More and more focus will be placed on helicopter assaults as opposed to traditional parachute drops. In times of war, the 15th Airborne Corps can also utilize civilian aircraft such as Shaanxi Y-9, Shaanxi Y-8, Xian Y-7, C-130s, HU-1s, AS332s, Chinooks, and a very large number of Y-5 (700+) utility transports. During a number of exercises, the 15th Airborne Corps has demonstrated it can move a regiment plus of paratroopers with light armored vehicles to anywhere within China in less than 24 hours. These exercises also show that a large number of para-gliders are in use.

The 15th Airborne Corps' weapons inventory includes 50-100 ZLC2000 derivatives and 2S9 self-propelled mortars, large numbers of BJ212 jeeps with 105mm recoilless rifles or HJ-8E ATGM, and Type 89 120 mm SP anti-tank guns. The last two weapon platforms are air transportable. Additional weapons include Type 84 82mm mortars, Type 85 60mm light mortars, Type 85 107 mm MRL, and more. In 1997, a new lightweight high-mobility vehicle entered service. Reportedly, up to ten of these vehicles can be carried by a Y-7H military transport. Paratroopers are outfitted with portable GPS systems, night-vision goggles, radios and other high-tech equipment.

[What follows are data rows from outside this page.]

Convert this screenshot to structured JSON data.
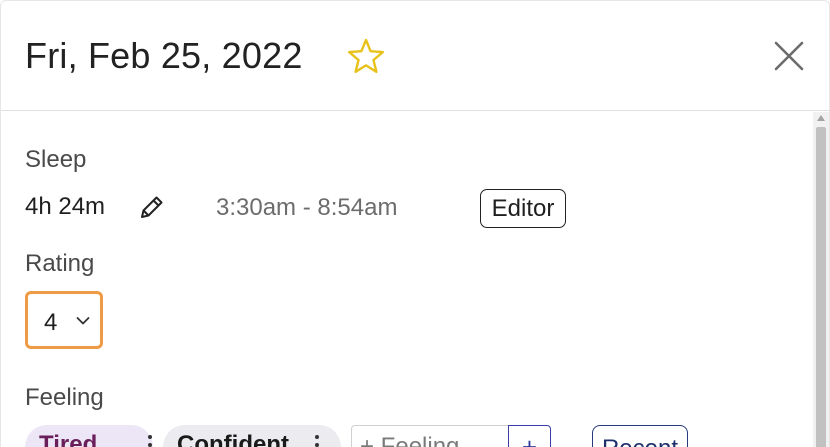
{
  "header": {
    "date_title": "Fri, Feb 25, 2022",
    "star_icon": "star-outline-icon",
    "close_icon": "close-icon"
  },
  "sleep": {
    "label": "Sleep",
    "duration": "4h 24m",
    "time_range": "3:30am - 8:54am",
    "editor_button": "Editor",
    "edit_icon": "pencil-icon"
  },
  "rating": {
    "label": "Rating",
    "selected_value": "4"
  },
  "feeling": {
    "label": "Feeling",
    "chips": [
      {
        "label": "Tired"
      },
      {
        "label": "Confident"
      }
    ],
    "input_placeholder": "+ Feeling",
    "add_button": "+",
    "recent_button": "Recent"
  },
  "colors": {
    "rating_focus": "#ef9a45",
    "star": "#e8c21a",
    "tired_chip_text": "#6a1f5a",
    "primary_blue": "#2e3a9a"
  }
}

The Airborne Divisions have various special units, including weapons controllers, reconnaissance, infantry, artillery, communications, engineering, chemical defense, and transportation soldiers. Today, the Airborne Divisions have three regiments plus one light artillery regiment, which are further divided into battalions and companies.

Future[edit]

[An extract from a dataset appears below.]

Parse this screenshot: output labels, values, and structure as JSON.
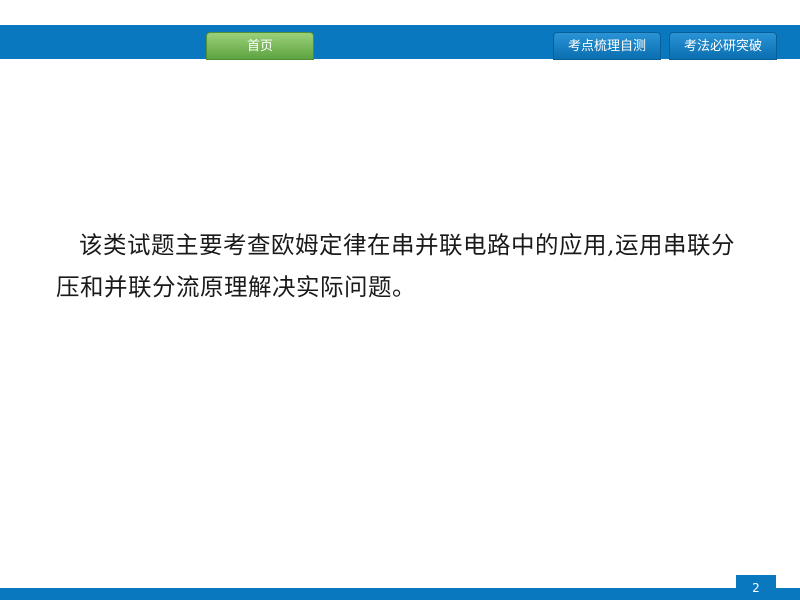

In early 2013 China began flight testing of the Xian Y-20, considered a high priority technology project by the Chinese authorities, the Y-20 will give China a large capacity-long range strategic transport aircraft.

Notes[edit]

References[edit]

  • Summary of 15th Airbone Corps at GlobalSecurity.org
  • (Chinese) Chinese Military Science Academy (2000), History of War to Resist America and Aid Korea (抗美援朝战争史), Volume II, Beijing: Chinese Military Science Academy Publishing House, ISBN 7-80137-390-1 
  • (Chinese) Hu, Guang Zheng (胡光正); Ma, Shan Ying (马善营) (1987), Chinese People's Volunteer Army Order of Battle (中国人民志愿军序列), Beijing: Chinese People's Liberation Army Publishing House, OCLC 298945765 
  • (Chinese) Zhang, Song Shan (张嵩山) (2010), Decipher Shangganling (解密上甘岭), Beijing: Beijing Publishing House, ISBN 978-7-200-08113-8